- Review by Kaya Savas - July 2, 2019
After years of waiting for Sony to decide what they were going to do with the Men In Black franchise, we are delivered this half-baked excuse to suck out a few extra dollars from people who remember watching the original. But hey, it could be worse. At least that original plan of the 21 Jump Street/Men In Black crossover died. Anyway, there isn’t much to be said here. The score is just a rehashing of Danny Elfman’s original material.
Danny Elfman’s score to the first Men In Black was just perfect. It embraced his style yet created something unique for this Barry Sonnenfeld created world, and it was a mega success.

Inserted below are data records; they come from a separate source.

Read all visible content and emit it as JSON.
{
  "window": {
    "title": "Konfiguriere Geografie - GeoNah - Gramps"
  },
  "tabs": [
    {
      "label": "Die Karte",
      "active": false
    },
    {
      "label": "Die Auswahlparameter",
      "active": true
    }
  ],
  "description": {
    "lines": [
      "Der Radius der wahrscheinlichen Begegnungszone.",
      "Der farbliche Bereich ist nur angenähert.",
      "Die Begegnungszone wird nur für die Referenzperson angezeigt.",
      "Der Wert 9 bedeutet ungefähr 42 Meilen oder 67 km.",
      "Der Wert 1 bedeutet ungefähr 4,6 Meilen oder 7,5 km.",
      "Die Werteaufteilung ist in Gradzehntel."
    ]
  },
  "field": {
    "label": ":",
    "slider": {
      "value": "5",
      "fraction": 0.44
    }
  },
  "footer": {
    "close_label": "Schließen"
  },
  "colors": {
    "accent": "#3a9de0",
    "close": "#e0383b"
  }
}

Unfortunately, the two sequels were not enough to convince Sony that some things should remain dead. While Men In Black 3 strangely had its moments, the second film was an abysmal misfire. Men In Black: International follows suit.
Danny Elfman used this film pretty much as an opportunity to get Chris Bacon’s name some attention. Chris Bacon is an extremely talented composer, and he used to work a lot with James Newton Howard until recently he started doing additional music for Danny. His solo work is fantastic and his scores for The Tick, Bates Motel, and Source Code are all worth your attention. However, here Chris is put in an odd position. He needs to take Danny’s well-established material (3 films of established material) and find a way to breath new life into it.
Now, there are plenty of franchises with strong musical identities that have gone on way longer than Men In Black. Yet for some reason this score seems tired and out of breath. There’s no energy behind it, it lacks oomph. It literally feels like, “okay, can we reprise the theme here?”. And it doesn’t help that the score comes in 1 to 2-minute bursts. The short track times show that the score is not really being used to structure the narrative. Instead, music is being used more like a seasoning.
By the time we reach the end, Men In Black: International almost feels like an SNL skit that ran 2 hours too long. There’s a lot of talent here, but it’s all wasted on a bad script and poor direction. Elfman handing the reigns to Chris is almost like driving a car till it reaches 250,000 miles and handing the keys over. This franchise needs to be put to bed as there is nothing left to explore or add from a storytelling standpoint.